[Data items]
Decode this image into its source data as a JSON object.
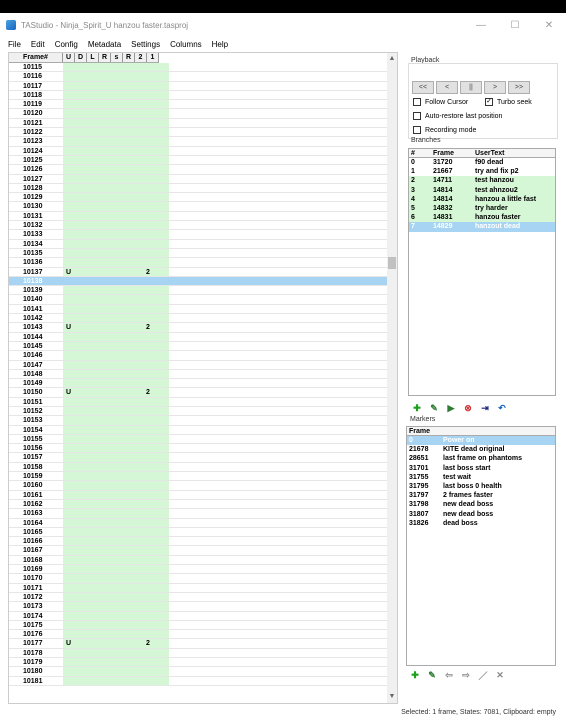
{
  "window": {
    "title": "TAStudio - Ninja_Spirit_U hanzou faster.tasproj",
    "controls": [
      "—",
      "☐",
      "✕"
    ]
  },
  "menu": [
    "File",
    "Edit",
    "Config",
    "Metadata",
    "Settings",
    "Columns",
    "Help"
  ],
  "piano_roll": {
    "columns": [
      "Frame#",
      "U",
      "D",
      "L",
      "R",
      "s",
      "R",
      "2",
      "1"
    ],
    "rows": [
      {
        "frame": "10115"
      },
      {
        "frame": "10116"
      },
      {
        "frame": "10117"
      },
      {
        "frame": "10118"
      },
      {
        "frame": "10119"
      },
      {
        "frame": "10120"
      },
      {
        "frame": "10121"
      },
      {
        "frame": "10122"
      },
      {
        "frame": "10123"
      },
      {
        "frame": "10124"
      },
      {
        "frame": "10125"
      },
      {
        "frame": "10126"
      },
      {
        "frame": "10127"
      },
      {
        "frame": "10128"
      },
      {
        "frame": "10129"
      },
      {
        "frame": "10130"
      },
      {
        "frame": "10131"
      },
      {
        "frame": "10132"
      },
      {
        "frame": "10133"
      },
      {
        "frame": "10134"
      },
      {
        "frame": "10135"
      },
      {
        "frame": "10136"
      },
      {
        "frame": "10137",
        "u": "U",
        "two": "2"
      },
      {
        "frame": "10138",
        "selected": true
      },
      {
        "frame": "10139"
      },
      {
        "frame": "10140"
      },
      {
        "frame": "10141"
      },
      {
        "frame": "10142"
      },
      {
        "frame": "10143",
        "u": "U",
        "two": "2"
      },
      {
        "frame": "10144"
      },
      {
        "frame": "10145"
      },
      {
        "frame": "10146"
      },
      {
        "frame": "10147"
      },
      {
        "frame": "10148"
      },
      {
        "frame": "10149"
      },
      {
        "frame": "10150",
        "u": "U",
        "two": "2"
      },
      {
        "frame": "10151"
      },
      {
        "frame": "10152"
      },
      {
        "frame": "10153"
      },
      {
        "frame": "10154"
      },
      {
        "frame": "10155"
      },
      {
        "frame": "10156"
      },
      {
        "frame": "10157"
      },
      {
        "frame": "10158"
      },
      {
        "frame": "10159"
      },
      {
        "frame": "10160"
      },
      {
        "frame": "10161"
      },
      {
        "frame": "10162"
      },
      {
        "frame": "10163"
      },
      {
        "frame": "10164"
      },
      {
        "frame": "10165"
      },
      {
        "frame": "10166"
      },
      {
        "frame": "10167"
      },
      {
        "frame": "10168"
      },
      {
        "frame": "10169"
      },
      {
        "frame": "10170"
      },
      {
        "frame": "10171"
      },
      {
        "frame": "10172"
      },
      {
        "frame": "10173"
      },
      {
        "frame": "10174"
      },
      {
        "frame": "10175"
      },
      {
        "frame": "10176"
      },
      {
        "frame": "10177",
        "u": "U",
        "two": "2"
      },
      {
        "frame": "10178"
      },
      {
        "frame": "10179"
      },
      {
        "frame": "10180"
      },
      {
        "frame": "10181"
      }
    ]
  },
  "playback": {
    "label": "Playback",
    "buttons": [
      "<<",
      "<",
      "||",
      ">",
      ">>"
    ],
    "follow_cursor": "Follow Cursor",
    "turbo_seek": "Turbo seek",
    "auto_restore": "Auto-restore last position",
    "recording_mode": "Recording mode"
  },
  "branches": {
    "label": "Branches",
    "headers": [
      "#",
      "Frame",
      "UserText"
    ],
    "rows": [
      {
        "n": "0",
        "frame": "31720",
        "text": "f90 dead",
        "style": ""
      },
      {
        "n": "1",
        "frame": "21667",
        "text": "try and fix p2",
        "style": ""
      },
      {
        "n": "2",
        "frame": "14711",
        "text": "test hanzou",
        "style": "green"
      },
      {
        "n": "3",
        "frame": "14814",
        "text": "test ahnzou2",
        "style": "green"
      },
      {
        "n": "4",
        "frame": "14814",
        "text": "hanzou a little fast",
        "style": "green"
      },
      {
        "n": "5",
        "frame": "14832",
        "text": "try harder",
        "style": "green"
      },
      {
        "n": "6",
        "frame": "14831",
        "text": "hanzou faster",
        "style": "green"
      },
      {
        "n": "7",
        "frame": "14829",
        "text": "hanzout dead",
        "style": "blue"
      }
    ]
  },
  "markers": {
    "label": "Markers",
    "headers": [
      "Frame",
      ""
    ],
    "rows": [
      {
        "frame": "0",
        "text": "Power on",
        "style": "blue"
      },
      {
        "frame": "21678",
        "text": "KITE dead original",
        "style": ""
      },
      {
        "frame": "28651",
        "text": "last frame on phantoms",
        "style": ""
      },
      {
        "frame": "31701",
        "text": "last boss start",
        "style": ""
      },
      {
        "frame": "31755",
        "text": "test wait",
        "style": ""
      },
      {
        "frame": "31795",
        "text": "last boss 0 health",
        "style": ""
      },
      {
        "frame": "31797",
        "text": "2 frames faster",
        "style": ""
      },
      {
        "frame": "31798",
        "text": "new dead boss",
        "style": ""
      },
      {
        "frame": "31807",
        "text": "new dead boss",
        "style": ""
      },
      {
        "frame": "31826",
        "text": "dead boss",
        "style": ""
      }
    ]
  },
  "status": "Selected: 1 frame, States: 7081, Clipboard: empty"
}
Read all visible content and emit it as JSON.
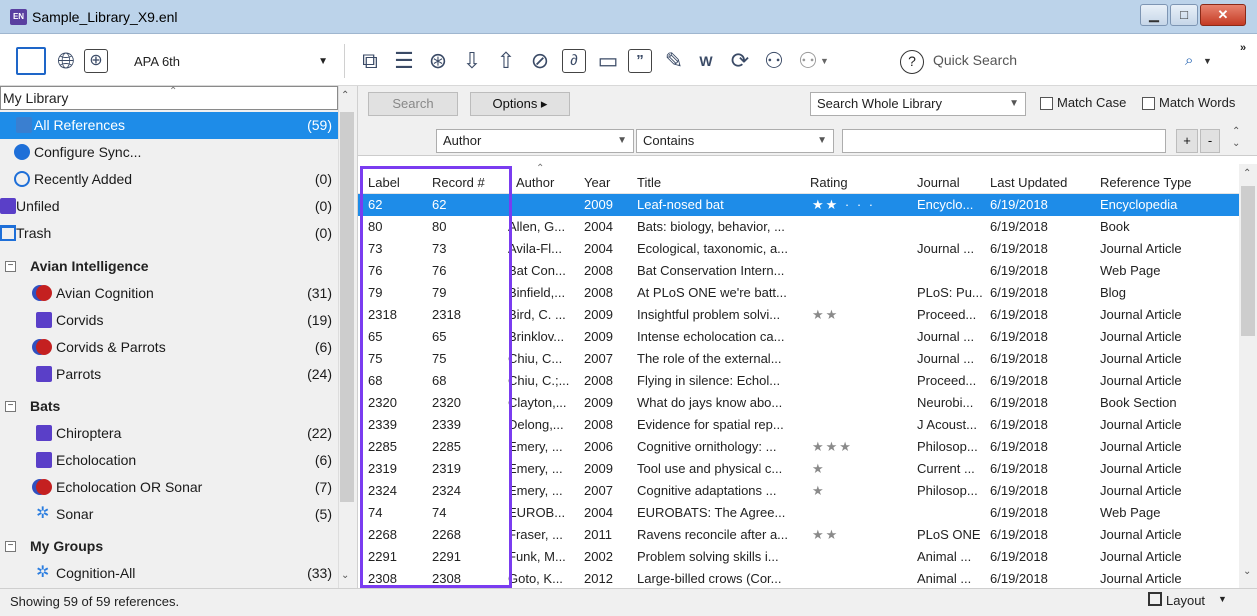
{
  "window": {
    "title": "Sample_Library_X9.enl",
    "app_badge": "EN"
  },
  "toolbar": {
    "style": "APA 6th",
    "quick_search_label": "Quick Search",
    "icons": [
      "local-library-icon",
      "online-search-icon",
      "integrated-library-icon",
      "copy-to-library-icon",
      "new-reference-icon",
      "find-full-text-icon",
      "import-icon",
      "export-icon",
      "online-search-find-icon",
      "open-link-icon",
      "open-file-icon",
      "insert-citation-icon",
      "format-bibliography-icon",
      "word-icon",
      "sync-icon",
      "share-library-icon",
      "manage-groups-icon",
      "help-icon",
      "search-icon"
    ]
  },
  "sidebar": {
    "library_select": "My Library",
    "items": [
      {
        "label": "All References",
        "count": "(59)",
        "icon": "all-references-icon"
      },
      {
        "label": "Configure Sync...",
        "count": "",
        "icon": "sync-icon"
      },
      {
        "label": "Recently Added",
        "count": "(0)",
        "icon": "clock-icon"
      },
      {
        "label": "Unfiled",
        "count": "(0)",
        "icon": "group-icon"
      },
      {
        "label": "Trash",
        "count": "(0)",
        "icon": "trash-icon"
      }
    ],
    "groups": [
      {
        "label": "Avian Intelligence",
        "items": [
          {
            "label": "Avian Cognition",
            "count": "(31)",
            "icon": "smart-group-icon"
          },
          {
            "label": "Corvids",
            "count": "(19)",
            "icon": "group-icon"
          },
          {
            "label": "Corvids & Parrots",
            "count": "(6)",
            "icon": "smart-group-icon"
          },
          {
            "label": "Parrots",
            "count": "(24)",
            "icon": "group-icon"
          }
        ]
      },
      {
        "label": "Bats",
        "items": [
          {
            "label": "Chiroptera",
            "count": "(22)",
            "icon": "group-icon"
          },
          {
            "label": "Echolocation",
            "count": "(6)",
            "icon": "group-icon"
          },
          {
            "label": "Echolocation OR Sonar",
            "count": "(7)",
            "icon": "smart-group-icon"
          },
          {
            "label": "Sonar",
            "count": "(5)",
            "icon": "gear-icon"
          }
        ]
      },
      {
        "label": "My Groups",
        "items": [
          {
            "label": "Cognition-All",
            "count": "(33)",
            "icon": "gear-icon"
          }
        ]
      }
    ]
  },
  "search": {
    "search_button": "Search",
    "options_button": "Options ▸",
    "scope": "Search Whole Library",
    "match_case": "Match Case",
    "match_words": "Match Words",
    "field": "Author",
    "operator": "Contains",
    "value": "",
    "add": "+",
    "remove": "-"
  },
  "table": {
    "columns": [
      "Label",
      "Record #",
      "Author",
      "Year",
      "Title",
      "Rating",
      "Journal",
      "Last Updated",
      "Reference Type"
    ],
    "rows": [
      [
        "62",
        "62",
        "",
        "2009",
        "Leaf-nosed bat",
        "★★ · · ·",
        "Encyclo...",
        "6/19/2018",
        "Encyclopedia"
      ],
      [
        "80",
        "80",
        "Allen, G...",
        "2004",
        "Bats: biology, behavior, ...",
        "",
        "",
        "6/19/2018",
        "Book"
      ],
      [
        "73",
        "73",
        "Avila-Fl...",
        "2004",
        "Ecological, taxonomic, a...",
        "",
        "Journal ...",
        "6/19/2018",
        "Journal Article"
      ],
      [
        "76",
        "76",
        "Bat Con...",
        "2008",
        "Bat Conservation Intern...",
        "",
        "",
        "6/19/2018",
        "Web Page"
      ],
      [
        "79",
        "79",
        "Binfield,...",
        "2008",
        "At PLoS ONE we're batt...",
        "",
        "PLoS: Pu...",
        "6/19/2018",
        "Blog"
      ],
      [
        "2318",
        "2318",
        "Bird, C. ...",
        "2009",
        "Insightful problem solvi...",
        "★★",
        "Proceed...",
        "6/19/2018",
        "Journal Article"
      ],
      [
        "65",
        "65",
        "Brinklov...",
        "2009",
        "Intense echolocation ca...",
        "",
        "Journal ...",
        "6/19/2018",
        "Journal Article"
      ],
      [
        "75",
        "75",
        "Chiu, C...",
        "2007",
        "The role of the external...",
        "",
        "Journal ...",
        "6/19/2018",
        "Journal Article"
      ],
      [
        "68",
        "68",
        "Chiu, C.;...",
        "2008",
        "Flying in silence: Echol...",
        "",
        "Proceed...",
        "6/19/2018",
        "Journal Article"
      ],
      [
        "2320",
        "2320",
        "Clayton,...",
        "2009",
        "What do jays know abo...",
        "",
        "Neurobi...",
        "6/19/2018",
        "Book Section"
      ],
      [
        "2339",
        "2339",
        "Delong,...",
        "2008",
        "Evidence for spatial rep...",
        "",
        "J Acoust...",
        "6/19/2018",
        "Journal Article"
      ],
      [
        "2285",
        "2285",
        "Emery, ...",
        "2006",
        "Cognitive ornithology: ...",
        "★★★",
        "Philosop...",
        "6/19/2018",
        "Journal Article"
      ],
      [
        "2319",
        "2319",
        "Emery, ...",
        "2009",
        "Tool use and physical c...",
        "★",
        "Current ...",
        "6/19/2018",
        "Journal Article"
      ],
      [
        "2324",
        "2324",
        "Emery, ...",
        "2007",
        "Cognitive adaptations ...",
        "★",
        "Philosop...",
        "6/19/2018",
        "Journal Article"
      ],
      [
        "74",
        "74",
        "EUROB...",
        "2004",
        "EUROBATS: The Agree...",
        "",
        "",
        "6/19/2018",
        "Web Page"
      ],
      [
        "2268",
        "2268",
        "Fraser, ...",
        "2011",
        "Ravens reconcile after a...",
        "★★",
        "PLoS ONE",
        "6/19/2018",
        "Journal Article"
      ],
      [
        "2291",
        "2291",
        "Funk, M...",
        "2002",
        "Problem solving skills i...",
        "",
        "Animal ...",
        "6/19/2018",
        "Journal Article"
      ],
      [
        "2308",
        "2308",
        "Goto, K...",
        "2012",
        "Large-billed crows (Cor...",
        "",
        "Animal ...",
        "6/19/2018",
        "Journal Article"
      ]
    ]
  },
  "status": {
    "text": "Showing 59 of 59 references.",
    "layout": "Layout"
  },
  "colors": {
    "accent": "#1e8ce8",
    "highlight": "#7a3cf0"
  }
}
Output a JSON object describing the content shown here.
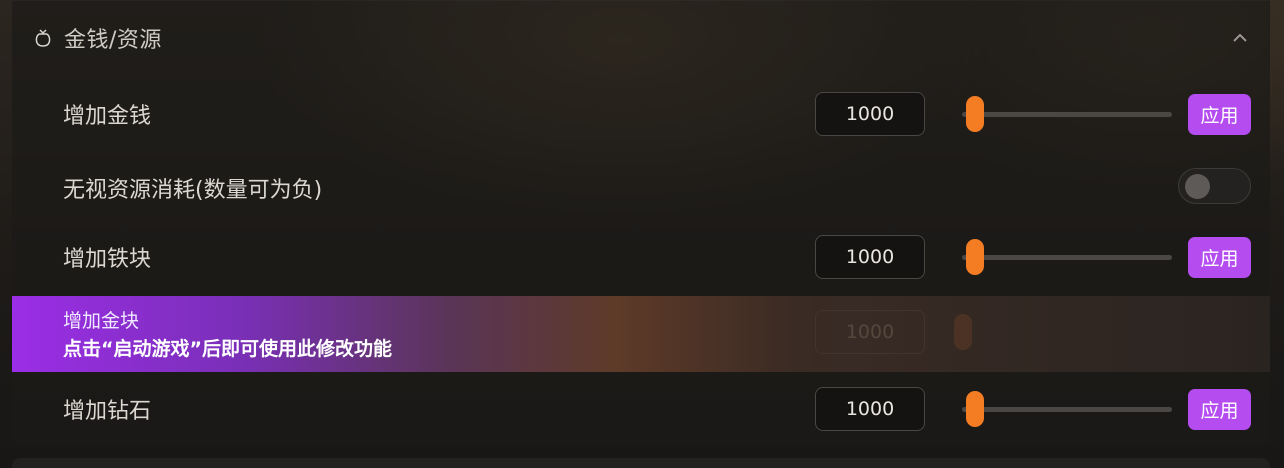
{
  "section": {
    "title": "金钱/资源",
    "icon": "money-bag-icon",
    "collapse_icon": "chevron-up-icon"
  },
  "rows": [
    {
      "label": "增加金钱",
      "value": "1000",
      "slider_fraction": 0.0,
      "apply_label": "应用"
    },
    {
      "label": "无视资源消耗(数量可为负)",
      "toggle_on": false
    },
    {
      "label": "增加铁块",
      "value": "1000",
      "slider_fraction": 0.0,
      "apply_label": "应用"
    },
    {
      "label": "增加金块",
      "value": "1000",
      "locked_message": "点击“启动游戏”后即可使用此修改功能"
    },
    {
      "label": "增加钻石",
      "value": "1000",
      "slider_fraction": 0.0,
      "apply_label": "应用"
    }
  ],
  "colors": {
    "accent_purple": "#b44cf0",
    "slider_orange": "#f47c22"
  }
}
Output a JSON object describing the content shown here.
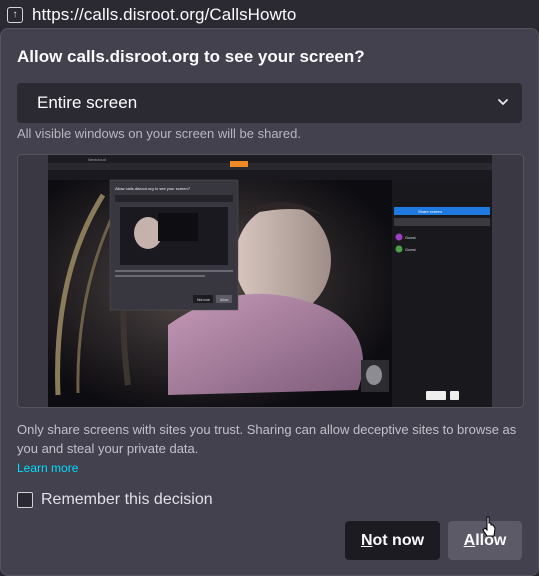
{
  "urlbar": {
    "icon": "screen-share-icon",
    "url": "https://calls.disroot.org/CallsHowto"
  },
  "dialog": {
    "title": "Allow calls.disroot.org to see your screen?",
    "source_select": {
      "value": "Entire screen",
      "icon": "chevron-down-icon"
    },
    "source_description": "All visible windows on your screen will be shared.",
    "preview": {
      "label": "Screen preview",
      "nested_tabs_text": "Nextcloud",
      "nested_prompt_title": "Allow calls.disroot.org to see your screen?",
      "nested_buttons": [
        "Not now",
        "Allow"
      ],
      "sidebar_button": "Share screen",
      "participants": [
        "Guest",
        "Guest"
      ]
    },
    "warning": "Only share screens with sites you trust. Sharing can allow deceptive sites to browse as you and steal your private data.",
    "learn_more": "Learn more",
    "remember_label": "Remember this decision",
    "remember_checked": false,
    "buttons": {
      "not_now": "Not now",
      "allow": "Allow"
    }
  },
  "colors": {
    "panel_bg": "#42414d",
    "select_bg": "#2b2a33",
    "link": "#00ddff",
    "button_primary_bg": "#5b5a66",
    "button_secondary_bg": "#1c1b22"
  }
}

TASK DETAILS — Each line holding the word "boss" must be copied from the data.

EXERCISE ANSWER —
        "text": "last boss start",
        "text": "last boss 0 health",
        "text": "new dead boss",
        "text": "new dead boss",
        "text": "dead boss",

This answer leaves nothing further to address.